Justice, accountability, and an end to impunity are not just about the past. The clearest indication of the continued hold of Suharto-era thinking and patterns is the still unresolved murder of Munir, Indonesia’s most prominent human rights activist and a savvy political analyst. Munir was crudely assassinated with a massive dose of arsenic while en route from Jakarta for studies in Holland in 2004, seven years after Suharto was forced out. From early on in the investigation, there has been substantial evidence the killing was part of a larger conspiracy involving the National Intelligence Agency but investigators have dragged their feet.
In a positive development, in late January 2008, the Supreme Court sentenced Pollycarpus Budihari Priyanto, an off-duty Garuda Airlines co-pilot with links to the agency, to a 20-year jail term. Pollycarpus was found to have delivered Munir a poisoned drink while in a Singapore airport transit lounge. But while there is growing evidence that the plan to kill Munir may have been launched at high levels within the agency months before the actual killing, investigators still have not named a single intelligence agency employee as a suspect.
This is sobering. Munir was a hero of the movement that ousted Suharto. His work in 1998 on behalf of “disappeared” student activists whose protests had become a lightning rod for demands for change made him one of the main faces of opposition in the months before and after Suharto’s ouster on May 21, 1998. From that time until his death, Munir was a public figure, internationally acclaimed and nationally recognized for his courage and willingness to stand up to the military and intelligence establishment.

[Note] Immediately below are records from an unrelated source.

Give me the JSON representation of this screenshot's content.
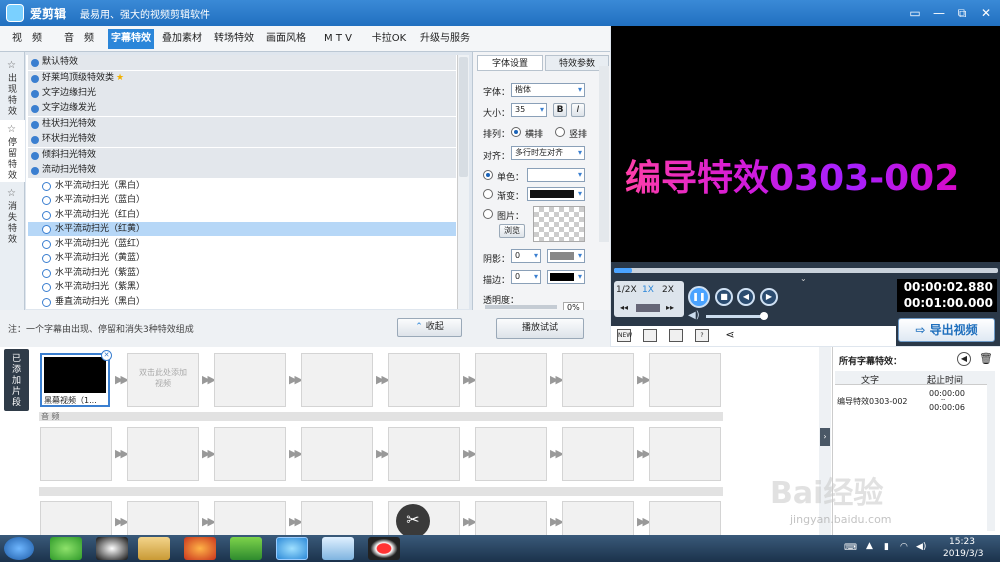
{
  "app": {
    "name": "爱剪辑",
    "slogan": "最易用、强大的视频剪辑软件"
  },
  "window": {
    "restore": "⧉",
    "close": "✕",
    "min": "—"
  },
  "tabs": [
    {
      "label": "视　频"
    },
    {
      "label": "音　频"
    },
    {
      "label": "字幕特效"
    },
    {
      "label": "叠加素材"
    },
    {
      "label": "转场特效"
    },
    {
      "label": "画面风格"
    },
    {
      "label": "M T V"
    },
    {
      "label": "卡拉OK"
    },
    {
      "label": "升级与服务"
    }
  ],
  "side_tabs": [
    {
      "label": "出现特效"
    },
    {
      "label": "停留特效"
    },
    {
      "label": "消失特效"
    }
  ],
  "categories": [
    {
      "label": "默认特效"
    },
    {
      "label": "好莱坞顶级特效类"
    },
    {
      "label": "文字边缘扫光"
    },
    {
      "label": "文字边缘发光"
    },
    {
      "label": "柱状扫光特效"
    },
    {
      "label": "环状扫光特效"
    },
    {
      "label": "倾斜扫光特效"
    },
    {
      "label": "流动扫光特效"
    }
  ],
  "items": [
    {
      "label": "水平流动扫光（黑白）"
    },
    {
      "label": "水平流动扫光（蓝白）"
    },
    {
      "label": "水平流动扫光（红白）"
    },
    {
      "label": "水平流动扫光（红黄）"
    },
    {
      "label": "水平流动扫光（蓝红）"
    },
    {
      "label": "水平流动扫光（黄蓝）"
    },
    {
      "label": "水平流动扫光（紫蓝）"
    },
    {
      "label": "水平流动扫光（紫黑）"
    },
    {
      "label": "垂直流动扫光（黑白）"
    }
  ],
  "note": "注：一个字幕由出现、停留和消失3种特效组成",
  "collect": "收起",
  "props": {
    "tab_font": "字体设置",
    "tab_effect": "特效参数",
    "font_label": "字体：",
    "font_value": "楷体",
    "size_label": "大小：",
    "size_value": "35",
    "bold": "B",
    "italic": "I",
    "layout_label": "排列：",
    "horizontal": "横排",
    "vertical": "竖排",
    "align_label": "对齐：",
    "align_value": "多行时左对齐",
    "solid": "单色：",
    "gradient": "渐变：",
    "image": "图片：",
    "browse": "浏览",
    "shadow_label": "阴影：",
    "shadow_value": "0",
    "stroke_label": "描边：",
    "stroke_value": "0",
    "opacity_label": "透明度：",
    "opacity_value": "0%",
    "play_test": "播放试试"
  },
  "preview": {
    "text": "编导特效0303-002",
    "speeds": [
      "1/2X",
      "1X",
      "2X"
    ],
    "time_current": "00:00:02.880",
    "time_total": "00:01:00.000",
    "export": "导出视频"
  },
  "timeline": {
    "added_label": "已添加片段",
    "clip_name": "黑幕视频（1...",
    "empty_hint": "双击此处添加视频",
    "audio_label": "音  频",
    "close": "✕"
  },
  "subtitles": {
    "title": "所有字幕特效：",
    "col_text": "文字",
    "col_time": "起止时间",
    "row_text": "编导特效0303-002",
    "row_start": "00:00:00",
    "row_end": "00:00:06",
    "sep": "--"
  },
  "taskbar": {
    "time": "15:23",
    "date": "2019/3/3"
  },
  "watermark": {
    "text": "Bai经验",
    "sub": "jingyan.baidu.com"
  }
}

Similarly striking is the lack of prosecutions of security forces for ongoing violations in Papua. Despite dozens of official statements of commitment to taking a new approach in Papua, and positive developments on several fronts, justice has noticeably lagged—to the point where one wonders if it is even part of the equation. Recent Human Rights Watch investigations suggest that special police units, taking over many tasks previously performed by the military, continue to engage in abuses in remote highland regions, but enjoy the same impunity enjoyed by the military under Suharto. The dynamic that poisoned the political climate in Papua under Suharto has not changed in this important respect.Beyond the Munir case and conditions in Papua today are the literally hundreds of thousands of other victims of Suharto-era violence. Still unaddressed are the mass killings of 1965-66, security force impunity for endemic violations in counterinsurgency operations in Aceh and East Timor, past crimes in Papua, killings in Lampung, Tanjung Priok, and other prominent cases.
This too is Suharto’s legacy. The fact that Suharto is now gone should be a spur to delve more deeply into such cases rather than to bury and forget them. Doing so would serve victims of past abuse but also send a signal that the rule of law matters, prosecutors will not let cases languish, and the judiciary has found its feet—in sum, that Indonesia’s fledgling democracy is building a foundation that will last.
Joseph Saunders is Human Rights Watch’s deputy program director. He has lived and worked in Indonesia.